「犬屋敷麻理」 (Inuyashiki Mari)
Well I’d say it’s safe to say the excrement has firmly hit the rotary device. Inuyashiki certainly wasn’t holding back with its cliffhanger last episode, but I’m not sure I was expecting the results this week. Mass murder sure, but a unilateral declaration of war accompanied by some left field development for one terrible daughter? I might never cease to be surprised by Inuyashiki, but some things are definitely more surprising than the rest.
While Hiro’s shift into Terminator mode is arguably the least shocking aspect this week, it’s still intriguing how it played out. I honestly was expecting Shion and/or her grandmother to die, and by hell they very nearly did, if not for the wondrous power of mechanical godhood. There’s definitely some cheesiness throughout the scene (notably the SWAT-esque boys shredding grandma without a second thought), but it’s arguably realistic in the sense you can never predict how a forced entry will go. Everything comes down to a few seconds, and with adrenaline pumping and no certainty as to the physical or mental state of the suspects, any move (ex. Shion’s scream) could quickly be taken as an act of aggression. Plus the whole scenario led to an even greater display of wholesale slaughter so cannot complain too much about the details. If anything I’m left more confused about why Japan’s police force would let Shion and grandma go when they know their faces and have a bank account to track. Probably just have to chalk it up to them worrying more about an invincible cop killer I guess. Maybe a conspicuous lack of manpower too, always a possibility.

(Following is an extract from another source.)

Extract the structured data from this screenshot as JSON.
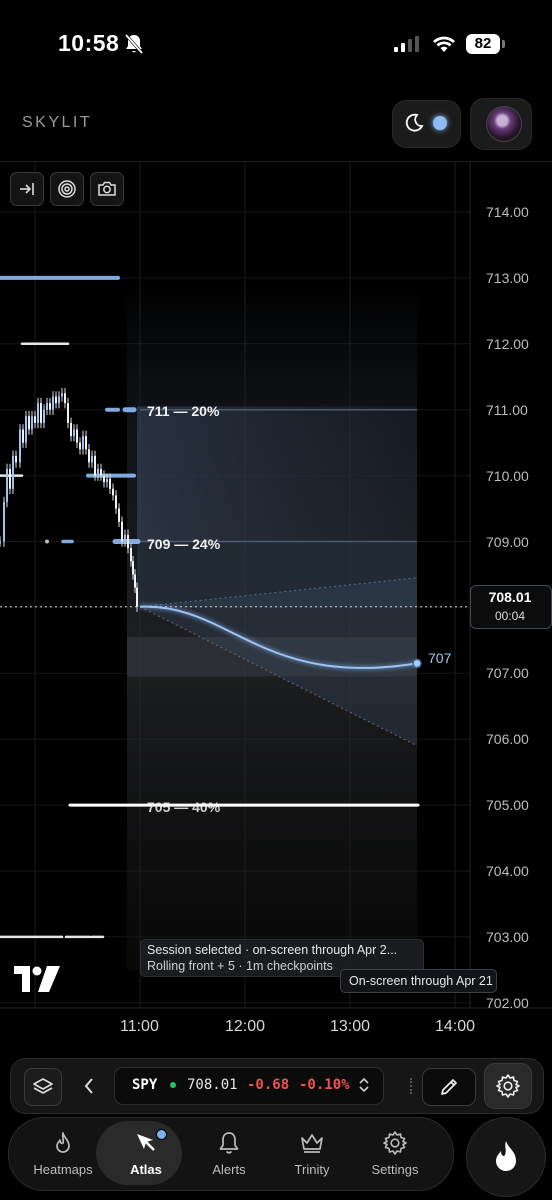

The more fascinating part this episode, however, had to be the focus on Mari. Once again I was fully expecting Hiro to be the one who would bring her into this story, but lo and behold Ichiro actually revealing all, albeit coincidentally. This development, much like Hiro’s before, shows Inuyashiki is not so much a story about two duelling cyborgs with clear cut mental differences, but how simple changes in circumstance, big or small, are often all it takes to find a meaning in life. As the bodies (and subsequent experiences) of Hiro and Ichiro have given both a new outlook on life and a reason to press on, Ichiro’s support for Mari’s dream (and potentially his acts of kindness) give her the encouragement needed to persevere in her desire. Whether down to Mari simply not seeing what was before her eyes (teenagers have a terrible habit of that) or Ichiro not being home enough to stay in tune with her, both have been metaphorically talking past one another up until this point. Of course Mari has yet to reveal what she knows to her father, but with Ichiro’s secret now out in the open, I imagine it will not take long before Ichiro finds common ground with the family who have all but left him to die. After all considering the path Hiro is now walking, it won’t be long before robot grandpa starts gracing the Inuyashiki television screen alongside the bang bang boy. The future of the Japanese police force depends on it.
With only three episodes remaining and Hiro now essentially at war with the Japanese state, I dare say we are in for some amazing fireworks as Inuyashiki gears up for its grand finale. What that is I have no bloody idea, but with talk of an asteroid and the likelihood of the military getting involved, you can be sure it will not disappoint. For better or worse, Inuyashiki has come too far to give up just before the finish line.